▶ _EXERCISE REQUIREMENTS_: Report how many lines below include the string "name". Please keep the reply to that number.

[INFORMATION SUPPLIED Boundary: Start]

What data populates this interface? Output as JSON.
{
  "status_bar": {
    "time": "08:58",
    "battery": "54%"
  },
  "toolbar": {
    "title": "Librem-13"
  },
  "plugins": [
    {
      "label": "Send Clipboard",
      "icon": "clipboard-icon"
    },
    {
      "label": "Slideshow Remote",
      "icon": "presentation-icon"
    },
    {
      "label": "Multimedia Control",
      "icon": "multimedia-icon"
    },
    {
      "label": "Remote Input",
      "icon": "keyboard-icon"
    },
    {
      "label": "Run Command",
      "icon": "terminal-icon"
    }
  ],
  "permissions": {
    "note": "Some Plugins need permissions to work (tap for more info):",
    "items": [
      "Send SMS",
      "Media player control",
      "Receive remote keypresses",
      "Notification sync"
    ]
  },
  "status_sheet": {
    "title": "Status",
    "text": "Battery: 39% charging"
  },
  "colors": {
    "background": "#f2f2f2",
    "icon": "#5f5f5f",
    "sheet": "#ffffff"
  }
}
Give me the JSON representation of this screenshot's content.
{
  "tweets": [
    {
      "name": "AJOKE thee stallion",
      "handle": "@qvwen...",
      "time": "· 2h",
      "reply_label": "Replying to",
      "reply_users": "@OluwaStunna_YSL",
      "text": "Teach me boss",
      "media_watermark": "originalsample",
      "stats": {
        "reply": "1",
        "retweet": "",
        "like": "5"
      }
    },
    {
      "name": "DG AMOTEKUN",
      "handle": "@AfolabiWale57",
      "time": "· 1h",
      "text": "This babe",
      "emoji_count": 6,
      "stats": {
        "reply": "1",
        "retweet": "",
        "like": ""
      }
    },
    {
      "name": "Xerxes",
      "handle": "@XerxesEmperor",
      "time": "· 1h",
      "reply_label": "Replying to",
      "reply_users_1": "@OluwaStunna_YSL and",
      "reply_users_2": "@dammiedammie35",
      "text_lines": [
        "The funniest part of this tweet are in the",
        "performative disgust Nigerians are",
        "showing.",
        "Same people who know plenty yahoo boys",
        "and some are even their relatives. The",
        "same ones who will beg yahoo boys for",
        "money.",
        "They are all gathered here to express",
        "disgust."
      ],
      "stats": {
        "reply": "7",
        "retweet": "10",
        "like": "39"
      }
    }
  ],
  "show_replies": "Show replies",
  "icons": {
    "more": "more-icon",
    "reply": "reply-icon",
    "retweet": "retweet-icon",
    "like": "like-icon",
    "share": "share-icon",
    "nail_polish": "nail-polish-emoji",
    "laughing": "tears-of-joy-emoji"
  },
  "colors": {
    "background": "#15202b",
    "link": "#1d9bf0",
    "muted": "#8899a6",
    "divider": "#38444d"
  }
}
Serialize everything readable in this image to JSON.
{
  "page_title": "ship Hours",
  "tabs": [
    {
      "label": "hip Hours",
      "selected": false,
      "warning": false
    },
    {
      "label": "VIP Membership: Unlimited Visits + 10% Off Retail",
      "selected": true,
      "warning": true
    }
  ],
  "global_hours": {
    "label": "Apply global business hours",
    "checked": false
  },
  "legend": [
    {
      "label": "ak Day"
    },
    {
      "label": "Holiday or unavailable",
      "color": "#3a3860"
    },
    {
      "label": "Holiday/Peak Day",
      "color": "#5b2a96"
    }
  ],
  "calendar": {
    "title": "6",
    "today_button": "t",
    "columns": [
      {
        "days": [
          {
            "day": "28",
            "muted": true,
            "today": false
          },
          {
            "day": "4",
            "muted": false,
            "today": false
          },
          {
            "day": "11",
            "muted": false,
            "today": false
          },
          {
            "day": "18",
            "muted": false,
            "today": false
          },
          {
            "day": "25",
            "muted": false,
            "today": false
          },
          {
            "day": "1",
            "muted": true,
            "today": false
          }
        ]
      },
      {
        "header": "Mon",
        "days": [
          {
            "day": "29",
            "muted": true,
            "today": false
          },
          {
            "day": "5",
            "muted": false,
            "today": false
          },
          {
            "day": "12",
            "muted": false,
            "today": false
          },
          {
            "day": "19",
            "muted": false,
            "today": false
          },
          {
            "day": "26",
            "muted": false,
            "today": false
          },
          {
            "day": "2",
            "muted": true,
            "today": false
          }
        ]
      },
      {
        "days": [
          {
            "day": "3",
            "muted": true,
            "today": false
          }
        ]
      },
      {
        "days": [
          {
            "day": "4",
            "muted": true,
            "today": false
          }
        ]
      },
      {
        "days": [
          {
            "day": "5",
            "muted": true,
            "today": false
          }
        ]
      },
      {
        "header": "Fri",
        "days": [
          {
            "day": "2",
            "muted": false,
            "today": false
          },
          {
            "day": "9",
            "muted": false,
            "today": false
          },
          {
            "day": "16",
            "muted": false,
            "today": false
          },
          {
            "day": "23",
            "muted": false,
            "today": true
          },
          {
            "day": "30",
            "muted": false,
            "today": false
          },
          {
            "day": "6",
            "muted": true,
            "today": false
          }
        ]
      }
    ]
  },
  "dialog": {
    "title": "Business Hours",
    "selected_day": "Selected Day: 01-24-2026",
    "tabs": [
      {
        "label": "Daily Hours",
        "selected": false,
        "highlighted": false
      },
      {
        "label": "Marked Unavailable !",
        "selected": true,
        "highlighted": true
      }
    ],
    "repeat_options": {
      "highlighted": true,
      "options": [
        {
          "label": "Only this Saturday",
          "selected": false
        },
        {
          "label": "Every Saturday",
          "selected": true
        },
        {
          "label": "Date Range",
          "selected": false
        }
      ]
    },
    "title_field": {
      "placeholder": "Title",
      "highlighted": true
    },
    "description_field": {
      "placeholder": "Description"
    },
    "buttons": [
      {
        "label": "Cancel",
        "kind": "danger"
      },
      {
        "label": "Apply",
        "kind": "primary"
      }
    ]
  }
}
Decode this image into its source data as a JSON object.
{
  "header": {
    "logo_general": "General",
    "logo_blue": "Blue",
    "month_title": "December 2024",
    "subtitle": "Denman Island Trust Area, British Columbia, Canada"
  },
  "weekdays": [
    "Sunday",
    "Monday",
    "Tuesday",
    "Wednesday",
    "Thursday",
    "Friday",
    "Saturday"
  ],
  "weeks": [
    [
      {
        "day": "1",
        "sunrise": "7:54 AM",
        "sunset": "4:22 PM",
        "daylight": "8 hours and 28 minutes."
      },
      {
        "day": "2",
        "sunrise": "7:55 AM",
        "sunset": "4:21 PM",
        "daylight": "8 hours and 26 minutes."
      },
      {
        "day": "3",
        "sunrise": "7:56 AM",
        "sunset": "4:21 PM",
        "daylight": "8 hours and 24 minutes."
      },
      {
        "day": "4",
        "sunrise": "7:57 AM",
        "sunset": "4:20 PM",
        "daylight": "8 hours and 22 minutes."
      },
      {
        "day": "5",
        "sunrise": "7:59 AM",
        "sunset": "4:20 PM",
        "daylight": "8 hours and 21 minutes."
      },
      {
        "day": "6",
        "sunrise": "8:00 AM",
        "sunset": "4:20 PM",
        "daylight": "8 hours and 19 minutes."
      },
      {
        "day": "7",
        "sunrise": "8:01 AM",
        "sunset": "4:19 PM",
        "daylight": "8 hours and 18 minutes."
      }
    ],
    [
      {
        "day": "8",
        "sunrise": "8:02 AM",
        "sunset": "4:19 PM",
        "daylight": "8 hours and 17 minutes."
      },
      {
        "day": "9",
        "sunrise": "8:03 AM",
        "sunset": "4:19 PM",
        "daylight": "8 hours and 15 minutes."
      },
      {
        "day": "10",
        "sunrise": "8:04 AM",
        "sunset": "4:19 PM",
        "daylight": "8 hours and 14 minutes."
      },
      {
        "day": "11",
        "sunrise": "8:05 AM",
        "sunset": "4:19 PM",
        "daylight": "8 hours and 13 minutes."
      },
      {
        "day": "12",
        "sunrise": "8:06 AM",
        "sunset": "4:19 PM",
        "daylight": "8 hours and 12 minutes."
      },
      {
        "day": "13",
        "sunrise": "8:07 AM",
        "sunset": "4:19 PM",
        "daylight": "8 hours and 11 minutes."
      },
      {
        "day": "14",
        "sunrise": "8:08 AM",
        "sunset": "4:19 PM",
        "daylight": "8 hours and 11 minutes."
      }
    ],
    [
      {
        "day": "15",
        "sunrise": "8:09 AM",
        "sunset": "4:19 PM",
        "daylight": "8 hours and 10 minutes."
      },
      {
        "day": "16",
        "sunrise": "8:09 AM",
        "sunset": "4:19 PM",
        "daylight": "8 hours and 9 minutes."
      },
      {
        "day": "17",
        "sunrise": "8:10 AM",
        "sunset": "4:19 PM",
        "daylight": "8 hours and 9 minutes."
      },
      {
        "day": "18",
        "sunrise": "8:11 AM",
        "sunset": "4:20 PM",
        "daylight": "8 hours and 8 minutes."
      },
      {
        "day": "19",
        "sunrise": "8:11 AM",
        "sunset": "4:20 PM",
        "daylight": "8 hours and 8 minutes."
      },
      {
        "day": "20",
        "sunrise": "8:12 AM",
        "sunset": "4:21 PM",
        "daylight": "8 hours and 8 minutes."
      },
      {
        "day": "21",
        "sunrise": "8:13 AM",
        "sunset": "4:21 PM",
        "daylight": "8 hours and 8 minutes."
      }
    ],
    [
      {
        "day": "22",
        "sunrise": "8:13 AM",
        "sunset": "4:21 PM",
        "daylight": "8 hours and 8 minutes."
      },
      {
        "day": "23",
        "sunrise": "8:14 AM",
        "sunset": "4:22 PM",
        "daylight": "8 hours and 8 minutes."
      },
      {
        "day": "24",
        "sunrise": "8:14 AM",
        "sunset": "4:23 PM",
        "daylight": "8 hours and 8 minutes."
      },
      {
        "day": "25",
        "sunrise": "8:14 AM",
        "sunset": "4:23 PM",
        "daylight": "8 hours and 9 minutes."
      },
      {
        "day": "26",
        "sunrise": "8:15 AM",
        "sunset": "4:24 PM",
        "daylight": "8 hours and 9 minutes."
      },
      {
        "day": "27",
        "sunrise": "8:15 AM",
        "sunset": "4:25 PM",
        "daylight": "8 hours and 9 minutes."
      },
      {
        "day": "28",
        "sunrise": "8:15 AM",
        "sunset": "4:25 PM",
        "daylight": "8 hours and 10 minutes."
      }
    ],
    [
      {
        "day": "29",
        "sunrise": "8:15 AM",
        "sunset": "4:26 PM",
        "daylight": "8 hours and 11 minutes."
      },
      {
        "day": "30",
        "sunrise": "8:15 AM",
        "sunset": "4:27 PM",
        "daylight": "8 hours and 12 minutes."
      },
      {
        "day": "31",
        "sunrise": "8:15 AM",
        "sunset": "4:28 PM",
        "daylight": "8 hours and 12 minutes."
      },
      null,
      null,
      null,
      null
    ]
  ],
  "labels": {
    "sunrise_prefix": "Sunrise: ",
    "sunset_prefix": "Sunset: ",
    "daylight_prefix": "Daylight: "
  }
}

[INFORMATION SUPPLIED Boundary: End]

▶ _REPLY_: 3